The US Justice Department dismissed, all free speech and privacy concerns about its request for accessing the Twitter accounts of Wikileaks volunteers, as absurd in an announcement a few days ago. Prosecutors had described this demand for a court order as a routine compelled disclosure that does not raise any constitutional issues, in a 32 page brief which was filed in federal court in Virginia. Prosecutors said that these types of records were widely subpoenaed by grand juries without raising any major issues or prompting constitutional litigation delays. They also called the claims asserting that the logs of Titter were subject to heightened protections under the first amendment as baseless, adding that the internet addresses provided to a third party cannot harbour legitimate expectations of privacy.
The brief was then followed by an appeal filed by the attorneys representing the Wikileaks volunteers on March 25th. A hearing in Arlington before the US District Judge Liam O’Grady has been scheduled for later this month. The appeal from the attorneys to O’Grady is aimed at throwing out a ruling made by a magistrate judge on the 11th of March which granted access to the accounts including the information related to the internet addresses and email IDs associated with them, to the prosecutors. The court order was sought by the government as part of a probe by a grand jury which looks like it is investigating whether the principals of Wikileaks, which includes Julian Assange, have violated American criminal laws.

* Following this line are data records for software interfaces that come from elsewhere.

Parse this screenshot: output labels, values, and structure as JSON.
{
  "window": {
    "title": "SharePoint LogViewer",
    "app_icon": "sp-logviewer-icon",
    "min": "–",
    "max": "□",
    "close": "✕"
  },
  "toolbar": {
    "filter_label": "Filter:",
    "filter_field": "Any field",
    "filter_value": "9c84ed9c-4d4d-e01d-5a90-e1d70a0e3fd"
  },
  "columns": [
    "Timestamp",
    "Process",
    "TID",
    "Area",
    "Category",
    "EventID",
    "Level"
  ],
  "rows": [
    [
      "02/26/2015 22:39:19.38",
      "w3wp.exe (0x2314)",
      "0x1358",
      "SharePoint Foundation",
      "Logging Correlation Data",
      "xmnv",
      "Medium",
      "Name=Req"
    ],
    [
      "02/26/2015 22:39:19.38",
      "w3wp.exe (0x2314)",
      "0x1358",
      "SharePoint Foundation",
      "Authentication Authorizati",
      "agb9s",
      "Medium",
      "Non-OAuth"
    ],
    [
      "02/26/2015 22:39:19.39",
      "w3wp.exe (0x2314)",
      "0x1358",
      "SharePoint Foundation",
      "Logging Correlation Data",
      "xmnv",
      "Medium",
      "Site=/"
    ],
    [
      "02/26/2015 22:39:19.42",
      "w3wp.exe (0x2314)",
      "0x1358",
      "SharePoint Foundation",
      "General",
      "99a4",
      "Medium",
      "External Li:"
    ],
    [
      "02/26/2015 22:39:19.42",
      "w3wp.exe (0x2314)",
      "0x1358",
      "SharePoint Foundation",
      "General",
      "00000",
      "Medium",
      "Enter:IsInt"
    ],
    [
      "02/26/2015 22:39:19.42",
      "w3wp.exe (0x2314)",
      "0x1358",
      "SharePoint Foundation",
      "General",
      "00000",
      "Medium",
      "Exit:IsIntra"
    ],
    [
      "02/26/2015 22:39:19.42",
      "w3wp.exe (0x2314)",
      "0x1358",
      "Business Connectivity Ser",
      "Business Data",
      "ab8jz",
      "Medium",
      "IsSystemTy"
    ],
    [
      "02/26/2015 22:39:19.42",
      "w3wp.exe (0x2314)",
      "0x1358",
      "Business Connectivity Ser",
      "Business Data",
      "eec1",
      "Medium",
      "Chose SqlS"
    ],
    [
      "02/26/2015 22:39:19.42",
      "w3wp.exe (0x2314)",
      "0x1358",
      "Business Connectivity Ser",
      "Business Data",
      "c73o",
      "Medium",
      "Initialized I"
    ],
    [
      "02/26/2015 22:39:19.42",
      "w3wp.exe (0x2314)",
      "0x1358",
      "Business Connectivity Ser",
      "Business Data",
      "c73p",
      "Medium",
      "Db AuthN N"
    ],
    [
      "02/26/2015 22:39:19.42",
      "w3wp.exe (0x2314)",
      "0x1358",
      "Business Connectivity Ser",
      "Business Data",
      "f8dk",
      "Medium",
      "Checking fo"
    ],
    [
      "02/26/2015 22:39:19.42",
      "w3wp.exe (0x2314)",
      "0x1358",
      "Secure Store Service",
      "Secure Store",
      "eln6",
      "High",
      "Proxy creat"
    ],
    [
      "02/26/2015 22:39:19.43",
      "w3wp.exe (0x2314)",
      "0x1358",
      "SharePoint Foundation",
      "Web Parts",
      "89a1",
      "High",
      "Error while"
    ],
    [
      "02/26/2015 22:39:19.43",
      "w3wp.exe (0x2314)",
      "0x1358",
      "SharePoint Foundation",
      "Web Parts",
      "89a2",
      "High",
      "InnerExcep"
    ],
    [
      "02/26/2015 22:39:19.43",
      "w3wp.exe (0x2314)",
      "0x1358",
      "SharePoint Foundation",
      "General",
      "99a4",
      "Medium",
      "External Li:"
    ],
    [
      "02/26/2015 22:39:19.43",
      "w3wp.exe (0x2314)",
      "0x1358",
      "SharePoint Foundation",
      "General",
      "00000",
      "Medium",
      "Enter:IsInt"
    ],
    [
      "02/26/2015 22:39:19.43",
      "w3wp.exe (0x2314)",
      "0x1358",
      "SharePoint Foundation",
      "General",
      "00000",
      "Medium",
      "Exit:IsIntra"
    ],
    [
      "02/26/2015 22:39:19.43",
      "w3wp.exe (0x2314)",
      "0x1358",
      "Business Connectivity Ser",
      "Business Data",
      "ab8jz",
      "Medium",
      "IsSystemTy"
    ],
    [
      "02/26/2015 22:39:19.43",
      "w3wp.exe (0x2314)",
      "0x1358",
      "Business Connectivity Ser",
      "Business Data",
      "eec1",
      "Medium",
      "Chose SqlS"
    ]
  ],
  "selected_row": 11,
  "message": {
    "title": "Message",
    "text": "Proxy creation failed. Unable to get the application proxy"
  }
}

The brief filed by the Justice Department asking O’Grady to ask Twitter to comply with the demands, also gives a number of arguments like, instead of civil procedures, criminal procedures should apply, the order is in accordance with the Stored Communications Act and that the Fourth Amendment doesn’t apply to the case.